A British soldier was asked to move from a hospital waiting room last week because staff feared his uniform might offend other patients.
The family of Royal Air Force Sgt. Mark Prendeville said hospital workers told them “they didn’t want to upset people” and that the hospital has “lots of different cultures coming in,” according to the Guardian.
“To say I was incensed would put it mildly,” Prendeville’s father, Jim Prendeville, told the BBC.
“He was more upset by the way he was treated because of his uniform than he was about the burns in his eyes."
Sgt. Prendeville, 38, went to the Queen Elizabeth the Queen Mother Hospital in Margate, Kent, on Wednesday after fire extinguisher chemicals got into his eyes. A female staff member asked him to move from the main waiting room, allegedly because of a previous “altercation” involving a man in uniform.
“This employee was acting in good faith, because previously there had been an altercation between a member of the public and a different member of the armed forces in uniform,” an East Kent University Hospitals NHS Foundation Trust spokesman told the BBC.
But Sgt. Prendeville’s father called the move “shameful.”
“He was more upset by the way he was treated because of his uniform than he was about the burns in his eyes,” Jim Prendeville said.
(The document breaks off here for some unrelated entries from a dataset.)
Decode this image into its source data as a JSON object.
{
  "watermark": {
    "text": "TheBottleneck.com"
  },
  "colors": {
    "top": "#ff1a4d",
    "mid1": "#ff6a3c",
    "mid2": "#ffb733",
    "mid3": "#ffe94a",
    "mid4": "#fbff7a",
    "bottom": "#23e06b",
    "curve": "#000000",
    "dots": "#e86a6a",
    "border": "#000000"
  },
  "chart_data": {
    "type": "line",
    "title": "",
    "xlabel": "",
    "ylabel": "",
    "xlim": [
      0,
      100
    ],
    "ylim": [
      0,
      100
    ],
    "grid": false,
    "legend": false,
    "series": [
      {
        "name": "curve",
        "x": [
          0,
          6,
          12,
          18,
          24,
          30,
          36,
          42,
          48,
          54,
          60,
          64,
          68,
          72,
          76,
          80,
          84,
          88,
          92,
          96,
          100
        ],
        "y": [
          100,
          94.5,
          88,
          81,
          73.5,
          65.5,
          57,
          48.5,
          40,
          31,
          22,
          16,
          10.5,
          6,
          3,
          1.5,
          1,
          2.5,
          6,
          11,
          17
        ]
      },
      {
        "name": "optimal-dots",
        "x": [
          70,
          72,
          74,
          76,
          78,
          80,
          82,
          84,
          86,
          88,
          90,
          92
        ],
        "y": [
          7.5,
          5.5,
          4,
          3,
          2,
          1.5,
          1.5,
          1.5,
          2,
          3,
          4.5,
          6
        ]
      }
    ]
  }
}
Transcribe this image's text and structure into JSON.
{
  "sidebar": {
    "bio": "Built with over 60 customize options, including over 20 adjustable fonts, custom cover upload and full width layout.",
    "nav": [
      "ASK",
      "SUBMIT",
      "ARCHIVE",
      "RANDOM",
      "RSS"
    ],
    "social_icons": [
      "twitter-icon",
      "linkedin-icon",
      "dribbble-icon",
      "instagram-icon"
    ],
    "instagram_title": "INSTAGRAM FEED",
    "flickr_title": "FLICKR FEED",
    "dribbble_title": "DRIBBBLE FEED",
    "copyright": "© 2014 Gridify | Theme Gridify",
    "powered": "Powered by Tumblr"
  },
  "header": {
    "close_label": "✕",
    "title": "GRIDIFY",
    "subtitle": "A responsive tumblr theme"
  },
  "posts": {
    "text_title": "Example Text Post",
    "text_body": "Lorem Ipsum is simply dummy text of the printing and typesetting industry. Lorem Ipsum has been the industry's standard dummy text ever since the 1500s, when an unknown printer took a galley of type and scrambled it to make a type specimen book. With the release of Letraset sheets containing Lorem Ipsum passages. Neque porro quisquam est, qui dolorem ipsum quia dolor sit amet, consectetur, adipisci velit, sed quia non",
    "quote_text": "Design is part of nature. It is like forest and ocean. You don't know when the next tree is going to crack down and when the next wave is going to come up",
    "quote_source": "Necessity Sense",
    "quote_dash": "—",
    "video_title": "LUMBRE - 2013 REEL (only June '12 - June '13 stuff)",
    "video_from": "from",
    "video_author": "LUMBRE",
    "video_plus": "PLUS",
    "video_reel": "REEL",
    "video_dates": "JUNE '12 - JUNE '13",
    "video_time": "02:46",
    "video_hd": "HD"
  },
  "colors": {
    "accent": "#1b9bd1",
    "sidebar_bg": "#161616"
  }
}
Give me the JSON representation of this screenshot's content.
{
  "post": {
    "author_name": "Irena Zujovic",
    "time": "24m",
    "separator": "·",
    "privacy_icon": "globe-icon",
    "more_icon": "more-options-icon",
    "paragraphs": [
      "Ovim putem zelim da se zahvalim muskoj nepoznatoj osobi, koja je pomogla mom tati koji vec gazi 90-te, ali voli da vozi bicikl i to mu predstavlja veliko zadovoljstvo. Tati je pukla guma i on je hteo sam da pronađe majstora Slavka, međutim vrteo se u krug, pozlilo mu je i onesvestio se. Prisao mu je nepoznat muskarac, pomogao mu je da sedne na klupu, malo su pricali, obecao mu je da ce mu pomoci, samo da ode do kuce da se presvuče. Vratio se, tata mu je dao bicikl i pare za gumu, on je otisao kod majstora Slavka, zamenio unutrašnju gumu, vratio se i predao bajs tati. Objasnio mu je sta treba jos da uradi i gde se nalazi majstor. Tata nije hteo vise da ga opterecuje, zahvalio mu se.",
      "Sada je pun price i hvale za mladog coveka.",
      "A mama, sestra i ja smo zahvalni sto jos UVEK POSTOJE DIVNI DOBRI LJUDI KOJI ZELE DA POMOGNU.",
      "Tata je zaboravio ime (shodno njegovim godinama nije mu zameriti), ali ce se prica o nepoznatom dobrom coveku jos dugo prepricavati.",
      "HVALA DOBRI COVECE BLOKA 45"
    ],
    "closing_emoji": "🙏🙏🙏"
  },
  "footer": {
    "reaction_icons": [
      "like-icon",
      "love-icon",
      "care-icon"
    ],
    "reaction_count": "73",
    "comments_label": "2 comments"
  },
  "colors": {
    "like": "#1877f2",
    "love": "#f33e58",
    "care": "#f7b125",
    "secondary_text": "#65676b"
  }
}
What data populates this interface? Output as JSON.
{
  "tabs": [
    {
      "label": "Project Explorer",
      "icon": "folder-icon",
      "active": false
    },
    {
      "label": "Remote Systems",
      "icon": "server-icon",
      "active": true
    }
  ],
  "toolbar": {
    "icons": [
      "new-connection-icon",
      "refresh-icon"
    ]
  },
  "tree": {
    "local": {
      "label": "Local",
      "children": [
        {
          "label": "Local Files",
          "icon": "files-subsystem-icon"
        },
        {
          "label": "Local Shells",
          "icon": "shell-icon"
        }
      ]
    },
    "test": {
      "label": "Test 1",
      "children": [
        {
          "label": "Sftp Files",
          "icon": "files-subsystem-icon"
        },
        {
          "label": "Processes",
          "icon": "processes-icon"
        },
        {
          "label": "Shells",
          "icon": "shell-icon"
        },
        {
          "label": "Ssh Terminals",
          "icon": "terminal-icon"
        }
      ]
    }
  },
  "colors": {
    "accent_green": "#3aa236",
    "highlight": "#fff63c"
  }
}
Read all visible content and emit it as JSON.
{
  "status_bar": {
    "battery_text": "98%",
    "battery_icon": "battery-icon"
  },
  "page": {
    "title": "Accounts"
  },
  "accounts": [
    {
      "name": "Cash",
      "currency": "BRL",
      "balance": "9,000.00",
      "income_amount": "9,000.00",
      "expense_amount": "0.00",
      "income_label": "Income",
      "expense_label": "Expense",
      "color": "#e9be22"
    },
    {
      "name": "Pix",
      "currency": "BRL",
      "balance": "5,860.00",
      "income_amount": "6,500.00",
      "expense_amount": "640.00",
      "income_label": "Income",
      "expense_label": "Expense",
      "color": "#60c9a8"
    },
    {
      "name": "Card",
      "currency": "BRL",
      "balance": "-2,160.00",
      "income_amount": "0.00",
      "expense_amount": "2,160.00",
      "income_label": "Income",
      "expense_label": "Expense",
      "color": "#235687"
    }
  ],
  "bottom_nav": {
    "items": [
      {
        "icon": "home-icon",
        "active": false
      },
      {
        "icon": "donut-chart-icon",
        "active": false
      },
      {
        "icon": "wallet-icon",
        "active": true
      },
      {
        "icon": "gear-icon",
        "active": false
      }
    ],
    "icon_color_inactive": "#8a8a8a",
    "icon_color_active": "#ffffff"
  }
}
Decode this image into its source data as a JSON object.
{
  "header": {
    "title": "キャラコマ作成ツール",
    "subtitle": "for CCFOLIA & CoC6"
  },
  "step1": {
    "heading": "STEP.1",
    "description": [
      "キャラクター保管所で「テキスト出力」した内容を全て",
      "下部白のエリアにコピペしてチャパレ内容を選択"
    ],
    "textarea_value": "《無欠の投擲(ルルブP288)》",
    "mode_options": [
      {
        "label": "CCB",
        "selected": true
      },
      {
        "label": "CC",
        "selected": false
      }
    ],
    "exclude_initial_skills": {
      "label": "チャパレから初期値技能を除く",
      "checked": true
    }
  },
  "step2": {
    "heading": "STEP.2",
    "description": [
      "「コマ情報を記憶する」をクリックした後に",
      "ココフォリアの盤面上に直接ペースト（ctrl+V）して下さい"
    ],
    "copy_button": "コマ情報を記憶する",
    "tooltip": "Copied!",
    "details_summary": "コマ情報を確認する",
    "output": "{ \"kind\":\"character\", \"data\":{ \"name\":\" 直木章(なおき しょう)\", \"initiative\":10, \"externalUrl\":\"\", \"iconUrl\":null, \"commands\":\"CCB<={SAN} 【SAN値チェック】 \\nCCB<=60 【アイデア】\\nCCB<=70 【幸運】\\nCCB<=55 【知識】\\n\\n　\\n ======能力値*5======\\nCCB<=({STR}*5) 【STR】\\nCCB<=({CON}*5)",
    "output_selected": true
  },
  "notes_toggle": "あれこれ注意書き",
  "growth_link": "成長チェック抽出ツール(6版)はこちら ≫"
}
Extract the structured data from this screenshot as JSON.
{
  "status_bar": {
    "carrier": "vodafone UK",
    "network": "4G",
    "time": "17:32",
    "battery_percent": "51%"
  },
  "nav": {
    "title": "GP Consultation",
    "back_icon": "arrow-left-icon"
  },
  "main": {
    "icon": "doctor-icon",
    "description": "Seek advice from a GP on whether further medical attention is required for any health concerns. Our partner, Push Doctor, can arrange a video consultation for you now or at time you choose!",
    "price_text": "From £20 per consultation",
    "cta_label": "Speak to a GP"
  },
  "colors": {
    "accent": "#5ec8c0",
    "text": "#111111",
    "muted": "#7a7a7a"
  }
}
The hospital spokesman said the trust does not believe in treating military members differently from any member of the public and said that point was being reinforced to hospital employees “to make sure that this never happens again.”